|International Classification||F16K17/10, F25B41/06, G05D16/20, G05D16/16, F25B41/04|
|Cooperative Classification||G05D16/2093, Y10T137/7939, Y10T137/7878, F25B41/04, Y10T137/87499, Y10T137/87555, Y10T137/87507, F25B2400/0411, F25B2400/22|
|European Classification||F25B41/04, G05D16/20H|
|May 11, 1987||AS||Assignment|
Owner name: EMERSON ELECTRIC CO., 8000 WEST FLORISSANT AVENUE,
Free format text: ASSIGNMENT OF ASSIGNORS INTEREST.;ASSIGNOR:MERTZ, DENNY W.;REEL/FRAME:004708/0560
Effective date: 19850723
|Apr 12, 1988||CC||Certificate of correction|
|Aug 31, 1990||FPAY||Fee payment|
Year of fee payment: 4
|Sep 12, 1994||FPAY||Fee payment|
Year of fee payment: 8

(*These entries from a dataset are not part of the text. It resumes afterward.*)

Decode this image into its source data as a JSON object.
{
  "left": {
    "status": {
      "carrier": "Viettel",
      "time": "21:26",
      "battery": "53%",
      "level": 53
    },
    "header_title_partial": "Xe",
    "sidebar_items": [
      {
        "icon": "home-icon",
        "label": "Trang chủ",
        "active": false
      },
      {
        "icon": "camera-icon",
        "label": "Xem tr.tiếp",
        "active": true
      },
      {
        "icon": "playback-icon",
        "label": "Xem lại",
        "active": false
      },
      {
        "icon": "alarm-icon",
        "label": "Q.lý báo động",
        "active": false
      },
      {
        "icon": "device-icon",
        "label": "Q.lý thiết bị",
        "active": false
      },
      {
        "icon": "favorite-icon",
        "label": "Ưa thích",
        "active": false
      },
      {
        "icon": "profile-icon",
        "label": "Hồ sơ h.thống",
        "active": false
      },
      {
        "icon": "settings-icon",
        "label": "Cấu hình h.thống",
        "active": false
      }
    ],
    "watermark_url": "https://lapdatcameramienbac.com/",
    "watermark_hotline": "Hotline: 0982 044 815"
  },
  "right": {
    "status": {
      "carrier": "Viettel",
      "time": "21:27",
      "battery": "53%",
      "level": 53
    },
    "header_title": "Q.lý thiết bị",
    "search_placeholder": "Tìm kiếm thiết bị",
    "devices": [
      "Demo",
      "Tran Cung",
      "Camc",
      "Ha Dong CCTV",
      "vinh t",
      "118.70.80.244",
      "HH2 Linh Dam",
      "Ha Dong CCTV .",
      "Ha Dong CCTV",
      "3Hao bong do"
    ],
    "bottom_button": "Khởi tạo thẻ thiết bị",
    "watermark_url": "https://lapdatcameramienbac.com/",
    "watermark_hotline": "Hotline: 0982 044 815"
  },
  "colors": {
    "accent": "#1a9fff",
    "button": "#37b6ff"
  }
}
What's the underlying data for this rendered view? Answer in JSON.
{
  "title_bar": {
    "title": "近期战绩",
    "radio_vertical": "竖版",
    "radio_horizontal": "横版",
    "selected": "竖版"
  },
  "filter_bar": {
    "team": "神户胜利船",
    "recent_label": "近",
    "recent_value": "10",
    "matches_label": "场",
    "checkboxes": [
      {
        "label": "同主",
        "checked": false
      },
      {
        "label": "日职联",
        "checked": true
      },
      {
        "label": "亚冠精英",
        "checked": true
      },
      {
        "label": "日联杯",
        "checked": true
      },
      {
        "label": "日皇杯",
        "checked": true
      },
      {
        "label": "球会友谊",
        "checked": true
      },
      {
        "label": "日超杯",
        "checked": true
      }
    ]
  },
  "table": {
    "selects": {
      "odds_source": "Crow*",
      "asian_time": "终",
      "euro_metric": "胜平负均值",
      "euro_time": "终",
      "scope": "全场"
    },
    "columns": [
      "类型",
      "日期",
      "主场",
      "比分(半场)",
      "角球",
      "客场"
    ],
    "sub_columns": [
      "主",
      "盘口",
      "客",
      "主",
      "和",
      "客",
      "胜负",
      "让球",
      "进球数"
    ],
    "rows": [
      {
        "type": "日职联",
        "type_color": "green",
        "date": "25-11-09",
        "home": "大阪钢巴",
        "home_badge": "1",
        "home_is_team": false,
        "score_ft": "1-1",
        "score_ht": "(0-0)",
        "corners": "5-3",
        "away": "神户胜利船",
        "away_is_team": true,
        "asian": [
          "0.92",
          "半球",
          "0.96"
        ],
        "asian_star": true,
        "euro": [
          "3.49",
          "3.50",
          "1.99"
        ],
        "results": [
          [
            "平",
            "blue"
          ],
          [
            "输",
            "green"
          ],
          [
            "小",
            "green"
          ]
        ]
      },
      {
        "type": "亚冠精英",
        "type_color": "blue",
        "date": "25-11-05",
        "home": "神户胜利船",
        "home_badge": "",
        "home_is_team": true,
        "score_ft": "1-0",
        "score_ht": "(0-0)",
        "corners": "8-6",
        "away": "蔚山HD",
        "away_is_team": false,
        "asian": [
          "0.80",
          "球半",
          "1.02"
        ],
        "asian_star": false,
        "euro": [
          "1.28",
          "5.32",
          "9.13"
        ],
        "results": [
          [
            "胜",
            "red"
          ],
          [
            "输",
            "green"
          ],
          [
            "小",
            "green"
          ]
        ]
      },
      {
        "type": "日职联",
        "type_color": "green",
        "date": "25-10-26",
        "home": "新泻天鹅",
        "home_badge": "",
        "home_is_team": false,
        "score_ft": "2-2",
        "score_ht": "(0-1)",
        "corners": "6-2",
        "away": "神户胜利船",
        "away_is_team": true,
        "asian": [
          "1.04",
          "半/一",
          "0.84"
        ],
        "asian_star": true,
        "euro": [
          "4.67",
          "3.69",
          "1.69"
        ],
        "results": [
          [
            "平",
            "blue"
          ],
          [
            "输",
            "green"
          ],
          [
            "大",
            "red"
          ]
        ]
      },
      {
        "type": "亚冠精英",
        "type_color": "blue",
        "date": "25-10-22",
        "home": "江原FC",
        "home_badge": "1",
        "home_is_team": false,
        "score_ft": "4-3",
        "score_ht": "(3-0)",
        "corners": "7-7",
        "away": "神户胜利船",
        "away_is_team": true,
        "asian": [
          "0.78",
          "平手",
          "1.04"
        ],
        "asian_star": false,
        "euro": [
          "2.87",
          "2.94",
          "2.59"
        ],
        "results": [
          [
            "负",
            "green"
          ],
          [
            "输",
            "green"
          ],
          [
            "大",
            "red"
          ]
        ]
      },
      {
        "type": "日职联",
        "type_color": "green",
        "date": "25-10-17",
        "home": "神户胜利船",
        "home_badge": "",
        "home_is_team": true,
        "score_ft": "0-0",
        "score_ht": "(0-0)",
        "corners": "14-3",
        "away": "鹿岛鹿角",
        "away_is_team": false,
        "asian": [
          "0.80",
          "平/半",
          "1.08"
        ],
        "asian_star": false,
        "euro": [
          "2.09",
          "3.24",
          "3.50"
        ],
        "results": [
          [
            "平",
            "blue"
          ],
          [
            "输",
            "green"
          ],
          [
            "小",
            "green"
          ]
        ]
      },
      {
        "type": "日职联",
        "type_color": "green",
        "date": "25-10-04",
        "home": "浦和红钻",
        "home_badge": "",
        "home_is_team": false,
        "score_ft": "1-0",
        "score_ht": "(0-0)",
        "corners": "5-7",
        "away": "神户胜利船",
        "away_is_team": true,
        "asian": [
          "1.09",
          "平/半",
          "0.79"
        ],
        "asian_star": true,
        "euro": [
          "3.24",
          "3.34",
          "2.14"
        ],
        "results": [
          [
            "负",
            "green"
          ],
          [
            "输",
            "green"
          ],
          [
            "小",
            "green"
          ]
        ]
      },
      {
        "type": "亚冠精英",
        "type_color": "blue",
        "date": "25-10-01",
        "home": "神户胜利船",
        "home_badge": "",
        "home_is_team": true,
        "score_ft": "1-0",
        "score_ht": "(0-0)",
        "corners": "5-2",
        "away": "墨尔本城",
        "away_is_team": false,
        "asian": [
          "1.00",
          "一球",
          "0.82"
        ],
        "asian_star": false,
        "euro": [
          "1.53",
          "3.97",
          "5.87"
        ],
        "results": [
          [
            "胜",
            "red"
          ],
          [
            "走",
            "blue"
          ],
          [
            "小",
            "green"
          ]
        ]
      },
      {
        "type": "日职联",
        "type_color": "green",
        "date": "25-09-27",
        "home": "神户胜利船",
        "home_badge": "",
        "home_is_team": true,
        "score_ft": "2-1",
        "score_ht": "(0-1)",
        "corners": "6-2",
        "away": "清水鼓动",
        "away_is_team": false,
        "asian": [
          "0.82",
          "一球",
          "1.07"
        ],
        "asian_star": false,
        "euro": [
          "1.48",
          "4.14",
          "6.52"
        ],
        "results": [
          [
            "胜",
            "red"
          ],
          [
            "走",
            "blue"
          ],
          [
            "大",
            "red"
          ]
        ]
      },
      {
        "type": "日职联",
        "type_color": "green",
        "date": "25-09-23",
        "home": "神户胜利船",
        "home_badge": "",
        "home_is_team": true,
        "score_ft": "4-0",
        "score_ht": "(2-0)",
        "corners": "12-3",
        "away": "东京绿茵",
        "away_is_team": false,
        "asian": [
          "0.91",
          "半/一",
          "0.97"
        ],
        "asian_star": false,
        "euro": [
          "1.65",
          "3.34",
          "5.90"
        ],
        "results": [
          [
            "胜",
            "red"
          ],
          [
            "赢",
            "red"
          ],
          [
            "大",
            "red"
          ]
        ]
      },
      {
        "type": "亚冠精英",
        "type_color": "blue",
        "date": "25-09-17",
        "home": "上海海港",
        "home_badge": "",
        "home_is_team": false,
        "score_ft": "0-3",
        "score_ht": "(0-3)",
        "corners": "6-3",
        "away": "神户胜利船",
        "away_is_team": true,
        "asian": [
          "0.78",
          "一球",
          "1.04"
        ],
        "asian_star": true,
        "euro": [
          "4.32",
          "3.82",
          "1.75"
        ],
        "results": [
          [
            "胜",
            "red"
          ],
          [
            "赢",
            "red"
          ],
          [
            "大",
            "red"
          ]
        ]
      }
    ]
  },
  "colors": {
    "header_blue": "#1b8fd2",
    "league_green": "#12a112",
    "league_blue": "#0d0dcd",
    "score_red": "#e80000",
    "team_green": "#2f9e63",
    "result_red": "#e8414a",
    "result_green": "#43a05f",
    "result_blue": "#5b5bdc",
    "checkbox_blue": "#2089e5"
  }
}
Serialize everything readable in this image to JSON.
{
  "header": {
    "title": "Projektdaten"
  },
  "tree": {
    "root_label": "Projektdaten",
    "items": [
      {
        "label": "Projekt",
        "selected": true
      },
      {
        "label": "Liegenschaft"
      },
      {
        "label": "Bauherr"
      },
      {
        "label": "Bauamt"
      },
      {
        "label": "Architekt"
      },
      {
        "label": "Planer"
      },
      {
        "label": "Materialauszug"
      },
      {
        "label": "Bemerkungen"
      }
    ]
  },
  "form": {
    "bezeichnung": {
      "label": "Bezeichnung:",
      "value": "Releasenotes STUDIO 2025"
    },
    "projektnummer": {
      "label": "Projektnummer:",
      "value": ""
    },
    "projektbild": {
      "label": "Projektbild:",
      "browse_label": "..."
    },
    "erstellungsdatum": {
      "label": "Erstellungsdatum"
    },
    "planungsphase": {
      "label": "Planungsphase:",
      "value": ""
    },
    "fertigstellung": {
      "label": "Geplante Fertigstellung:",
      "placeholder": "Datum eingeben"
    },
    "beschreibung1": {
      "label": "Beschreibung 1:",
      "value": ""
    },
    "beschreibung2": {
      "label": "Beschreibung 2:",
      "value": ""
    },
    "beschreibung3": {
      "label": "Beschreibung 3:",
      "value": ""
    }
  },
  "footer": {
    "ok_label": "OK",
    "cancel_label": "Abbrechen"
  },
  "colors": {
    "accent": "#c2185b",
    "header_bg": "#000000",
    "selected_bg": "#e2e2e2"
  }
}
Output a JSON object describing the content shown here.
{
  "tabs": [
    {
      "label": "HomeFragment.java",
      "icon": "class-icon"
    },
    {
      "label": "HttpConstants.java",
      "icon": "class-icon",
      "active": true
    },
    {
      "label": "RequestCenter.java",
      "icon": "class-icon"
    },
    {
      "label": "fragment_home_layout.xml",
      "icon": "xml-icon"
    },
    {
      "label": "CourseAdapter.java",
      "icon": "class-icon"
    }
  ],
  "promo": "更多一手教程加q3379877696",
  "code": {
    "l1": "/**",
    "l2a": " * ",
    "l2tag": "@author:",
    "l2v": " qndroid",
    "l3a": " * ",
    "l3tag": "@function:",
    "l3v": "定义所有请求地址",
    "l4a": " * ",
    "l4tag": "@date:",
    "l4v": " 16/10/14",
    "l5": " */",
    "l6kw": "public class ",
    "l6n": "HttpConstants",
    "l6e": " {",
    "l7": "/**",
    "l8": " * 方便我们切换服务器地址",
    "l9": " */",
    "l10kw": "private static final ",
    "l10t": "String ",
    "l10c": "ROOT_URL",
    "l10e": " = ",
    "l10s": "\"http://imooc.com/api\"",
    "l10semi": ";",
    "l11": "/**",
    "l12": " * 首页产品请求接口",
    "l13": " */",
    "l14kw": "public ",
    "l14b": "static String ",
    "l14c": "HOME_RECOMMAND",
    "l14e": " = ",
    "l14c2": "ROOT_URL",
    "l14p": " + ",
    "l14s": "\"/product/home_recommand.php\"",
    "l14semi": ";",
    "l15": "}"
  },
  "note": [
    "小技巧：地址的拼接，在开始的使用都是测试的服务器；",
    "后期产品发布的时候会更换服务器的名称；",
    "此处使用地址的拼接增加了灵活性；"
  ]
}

|Jan 8, 1999||FPAY||Fee payment|
Year of fee payment: 12